Step 6 

flow-export template timeout-rate minutes

For example:

hostname(config)# flow-export template timeout-rate 1

Sets the interval at which the template information is sent to NetFlow collectors. Use 1 minute for MARS.

Step 7 

logging flow-export-syslogs {enable | disable}

For example:

hostname(config)# logging flow-export-syslogs disable

Disables the redundant syslog messages.

The syslog messages report the same events as the NetFlow security event logging.

Step 8 

logging trap [logging_list | level]

For example:

hostname(config)# logging trap informational

Sets the logging trap level to informational. You can also specify "6."

Step 9 

logging host interface_name syslog_ip

For example:

hostname(config)# logging host cs-mars

Defines MARS as a syslog server.

The example sets the logging host to the user-defined IP address of the MARS appliance using the ASA name command.

Step 10 

logging enable

For example:

hostname(config)# clear configure flow-export cs-mars_ip

Enables logging to MARS

Step 11 


For example:

hostname(config)# exit

Logs out of global configuration mode into privileged EXEC mode.

Step 12 

show running-config [all] logging [level | disabled]

For example:

hostname# show running-config logging

Displays the status of system logs, as follows:

ASA81-Single# show running-config logging
logging enable
logging monitor debugging
logging host outside
logging host outside
logging host outside
no logging message 106015
no logging message 313001
no logging message 313008
no logging message 106023
no logging message 710003
no logging message 106100
no logging message 302015
no logging message 302014
no logging message 302013
no logging message 302018
no logging message 302017
no logging message 302016
no logging message 302021
no logging message 302020

Step 13 

show running-config flow-export [destination | enable | template]

For example:

hostname# show running-config flow-export

Displays the status of flow exports, as follows:

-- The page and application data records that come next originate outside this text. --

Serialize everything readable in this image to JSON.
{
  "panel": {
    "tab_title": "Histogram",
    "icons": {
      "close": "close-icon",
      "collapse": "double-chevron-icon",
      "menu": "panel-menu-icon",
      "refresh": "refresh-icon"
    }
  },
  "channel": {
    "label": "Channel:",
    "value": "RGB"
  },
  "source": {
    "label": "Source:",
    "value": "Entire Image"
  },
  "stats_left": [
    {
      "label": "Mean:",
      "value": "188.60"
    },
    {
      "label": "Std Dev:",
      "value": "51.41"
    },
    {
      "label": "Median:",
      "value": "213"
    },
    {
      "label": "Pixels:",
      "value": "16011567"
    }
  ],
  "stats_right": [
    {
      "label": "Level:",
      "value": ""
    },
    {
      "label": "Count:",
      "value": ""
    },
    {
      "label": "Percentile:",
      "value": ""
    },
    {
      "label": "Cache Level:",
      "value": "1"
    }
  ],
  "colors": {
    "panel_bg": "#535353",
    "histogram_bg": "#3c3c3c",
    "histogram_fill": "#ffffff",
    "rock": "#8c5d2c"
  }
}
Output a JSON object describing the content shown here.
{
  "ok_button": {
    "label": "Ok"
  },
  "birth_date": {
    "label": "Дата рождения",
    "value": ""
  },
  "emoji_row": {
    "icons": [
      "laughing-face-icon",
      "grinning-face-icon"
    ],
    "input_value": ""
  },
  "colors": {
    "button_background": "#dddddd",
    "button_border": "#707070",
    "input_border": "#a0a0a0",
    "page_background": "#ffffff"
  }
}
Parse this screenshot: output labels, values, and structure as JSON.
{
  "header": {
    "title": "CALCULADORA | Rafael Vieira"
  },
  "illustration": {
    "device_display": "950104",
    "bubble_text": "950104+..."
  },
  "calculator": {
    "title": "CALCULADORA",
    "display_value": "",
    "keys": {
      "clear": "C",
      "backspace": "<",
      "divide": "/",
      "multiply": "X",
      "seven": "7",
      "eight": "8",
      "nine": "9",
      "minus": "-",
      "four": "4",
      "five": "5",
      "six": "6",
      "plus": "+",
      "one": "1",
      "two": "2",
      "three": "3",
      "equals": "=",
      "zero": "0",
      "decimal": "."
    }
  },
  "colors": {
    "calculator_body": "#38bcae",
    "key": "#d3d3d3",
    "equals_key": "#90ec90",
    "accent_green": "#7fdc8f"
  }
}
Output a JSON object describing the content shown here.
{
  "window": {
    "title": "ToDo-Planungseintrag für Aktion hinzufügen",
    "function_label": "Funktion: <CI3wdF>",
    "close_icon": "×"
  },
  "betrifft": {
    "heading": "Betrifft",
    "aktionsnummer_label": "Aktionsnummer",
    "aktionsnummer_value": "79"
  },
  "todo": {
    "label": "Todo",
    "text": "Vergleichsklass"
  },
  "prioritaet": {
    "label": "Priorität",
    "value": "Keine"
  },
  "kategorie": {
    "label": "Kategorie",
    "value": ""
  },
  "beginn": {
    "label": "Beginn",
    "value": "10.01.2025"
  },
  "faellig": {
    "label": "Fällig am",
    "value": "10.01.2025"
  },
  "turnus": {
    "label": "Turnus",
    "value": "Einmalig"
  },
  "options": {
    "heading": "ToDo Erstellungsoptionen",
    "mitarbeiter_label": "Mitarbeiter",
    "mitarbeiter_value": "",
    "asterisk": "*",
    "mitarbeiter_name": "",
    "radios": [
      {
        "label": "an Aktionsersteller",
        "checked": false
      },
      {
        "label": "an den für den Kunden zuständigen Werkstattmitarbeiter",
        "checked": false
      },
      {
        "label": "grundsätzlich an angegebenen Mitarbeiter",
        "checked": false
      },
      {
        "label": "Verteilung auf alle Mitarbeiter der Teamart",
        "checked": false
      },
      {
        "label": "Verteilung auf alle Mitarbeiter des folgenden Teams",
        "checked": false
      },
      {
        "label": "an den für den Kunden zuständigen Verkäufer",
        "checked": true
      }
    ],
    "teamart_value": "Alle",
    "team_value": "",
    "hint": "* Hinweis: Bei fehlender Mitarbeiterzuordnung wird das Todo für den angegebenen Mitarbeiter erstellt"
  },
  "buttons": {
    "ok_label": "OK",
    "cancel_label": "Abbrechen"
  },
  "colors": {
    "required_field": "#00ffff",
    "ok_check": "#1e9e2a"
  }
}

ASA81-Single# show running-config flow-export
flow-export destination outside 2055
flow-export destination outside 2055
flow-export template timeout-rate 1
flow-export enable